Software Development Process

Software development practices and processes have evolved over the last 40 years. The waterfall process was developed as the engineering principles are applied to the software development process. Similar to any other engineering disciplines, software engineering expects to define the goals / requirements and design the specifications, construct the software, perform inspection for quality control, and manage the whole process with regard to resources, cost and schedule. But software development is generally a creative process. The engineering principles focusing on predictability and control may not work so well, because of the inherent risk associated with any creative processes.

The agile software development process appears to be the answer to that problem since the beginning of this century. It uses an iterative process to define, develop, and review the outcomes in short cycles, e.g. two-week sprints. Stakeholders and product owners are closely engaged during that process to provide guidance on that creative process so that the risk is much better controlled. Continuous improvement is pursued as the development team goes through those iterations. While waterfall methodology is still widely used for software development projects, more and more software development teams are adopting agile software development processes.

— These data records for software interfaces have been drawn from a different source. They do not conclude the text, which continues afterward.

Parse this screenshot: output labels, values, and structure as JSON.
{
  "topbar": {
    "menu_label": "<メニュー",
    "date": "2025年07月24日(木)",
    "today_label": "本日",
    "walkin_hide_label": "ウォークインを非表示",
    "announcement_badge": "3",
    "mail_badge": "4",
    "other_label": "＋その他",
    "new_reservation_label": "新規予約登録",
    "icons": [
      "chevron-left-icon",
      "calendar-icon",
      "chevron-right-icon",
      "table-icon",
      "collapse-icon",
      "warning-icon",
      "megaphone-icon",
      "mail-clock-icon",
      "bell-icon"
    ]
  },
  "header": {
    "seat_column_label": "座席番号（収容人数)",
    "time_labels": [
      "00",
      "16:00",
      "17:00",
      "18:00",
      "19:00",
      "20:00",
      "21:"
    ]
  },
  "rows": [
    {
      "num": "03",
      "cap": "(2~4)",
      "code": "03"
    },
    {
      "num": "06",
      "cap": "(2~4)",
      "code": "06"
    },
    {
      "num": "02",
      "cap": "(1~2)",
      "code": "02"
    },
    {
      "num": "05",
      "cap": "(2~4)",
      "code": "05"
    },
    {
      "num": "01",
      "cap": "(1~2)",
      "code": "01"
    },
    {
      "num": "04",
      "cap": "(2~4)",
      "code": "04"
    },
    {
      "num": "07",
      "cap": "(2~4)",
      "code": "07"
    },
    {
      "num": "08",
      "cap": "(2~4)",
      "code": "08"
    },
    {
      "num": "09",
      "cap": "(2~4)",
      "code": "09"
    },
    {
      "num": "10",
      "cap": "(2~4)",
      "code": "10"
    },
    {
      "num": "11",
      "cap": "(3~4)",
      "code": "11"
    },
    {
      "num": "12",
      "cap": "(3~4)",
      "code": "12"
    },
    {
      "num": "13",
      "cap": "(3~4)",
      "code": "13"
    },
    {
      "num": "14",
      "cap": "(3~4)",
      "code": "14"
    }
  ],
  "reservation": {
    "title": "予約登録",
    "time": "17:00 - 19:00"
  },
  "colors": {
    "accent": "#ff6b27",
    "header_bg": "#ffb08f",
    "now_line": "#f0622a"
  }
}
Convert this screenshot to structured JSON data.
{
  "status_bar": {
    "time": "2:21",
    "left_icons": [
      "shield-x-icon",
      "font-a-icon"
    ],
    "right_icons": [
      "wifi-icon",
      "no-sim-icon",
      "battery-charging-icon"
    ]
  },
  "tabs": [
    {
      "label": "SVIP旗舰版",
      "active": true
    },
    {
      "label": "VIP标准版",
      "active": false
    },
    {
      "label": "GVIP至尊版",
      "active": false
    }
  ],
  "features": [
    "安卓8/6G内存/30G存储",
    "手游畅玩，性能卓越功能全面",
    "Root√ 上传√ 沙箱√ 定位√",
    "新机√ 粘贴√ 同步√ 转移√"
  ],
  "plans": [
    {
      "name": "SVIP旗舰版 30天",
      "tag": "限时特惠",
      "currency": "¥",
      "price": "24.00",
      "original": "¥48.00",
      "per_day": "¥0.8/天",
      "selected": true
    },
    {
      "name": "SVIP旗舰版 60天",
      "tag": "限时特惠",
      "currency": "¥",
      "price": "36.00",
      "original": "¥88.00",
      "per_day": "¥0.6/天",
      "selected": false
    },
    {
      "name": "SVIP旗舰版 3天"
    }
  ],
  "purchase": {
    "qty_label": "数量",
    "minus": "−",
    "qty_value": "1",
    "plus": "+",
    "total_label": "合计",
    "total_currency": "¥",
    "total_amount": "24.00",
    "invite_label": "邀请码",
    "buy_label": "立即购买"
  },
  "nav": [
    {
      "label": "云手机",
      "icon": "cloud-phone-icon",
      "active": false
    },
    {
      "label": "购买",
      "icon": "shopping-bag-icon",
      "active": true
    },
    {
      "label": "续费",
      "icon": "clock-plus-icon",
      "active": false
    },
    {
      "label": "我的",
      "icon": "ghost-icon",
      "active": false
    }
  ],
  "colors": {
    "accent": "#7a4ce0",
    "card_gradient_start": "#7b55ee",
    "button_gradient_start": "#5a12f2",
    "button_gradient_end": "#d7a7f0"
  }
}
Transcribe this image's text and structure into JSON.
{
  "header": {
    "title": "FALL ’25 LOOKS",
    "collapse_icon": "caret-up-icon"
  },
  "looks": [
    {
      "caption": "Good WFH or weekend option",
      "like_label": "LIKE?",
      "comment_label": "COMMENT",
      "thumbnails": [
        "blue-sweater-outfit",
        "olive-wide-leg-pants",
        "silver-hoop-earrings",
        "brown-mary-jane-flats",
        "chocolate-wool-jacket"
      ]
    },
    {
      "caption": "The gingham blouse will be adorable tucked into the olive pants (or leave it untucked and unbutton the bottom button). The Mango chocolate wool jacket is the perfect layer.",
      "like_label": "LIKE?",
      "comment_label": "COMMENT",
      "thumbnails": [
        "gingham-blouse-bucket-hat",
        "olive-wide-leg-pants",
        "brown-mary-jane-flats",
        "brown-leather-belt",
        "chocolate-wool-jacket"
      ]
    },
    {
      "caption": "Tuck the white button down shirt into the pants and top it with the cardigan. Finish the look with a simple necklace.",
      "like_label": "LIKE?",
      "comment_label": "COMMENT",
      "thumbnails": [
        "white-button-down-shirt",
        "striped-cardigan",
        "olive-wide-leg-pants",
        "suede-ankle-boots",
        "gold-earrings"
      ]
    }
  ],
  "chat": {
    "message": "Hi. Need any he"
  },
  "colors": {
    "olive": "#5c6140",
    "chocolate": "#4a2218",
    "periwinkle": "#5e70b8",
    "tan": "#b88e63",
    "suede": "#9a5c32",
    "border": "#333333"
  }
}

In the next few posts, I would like to explore further on agile software development process and the relevance of engineering principles, and attempt to define a maturity model for the current software development practices.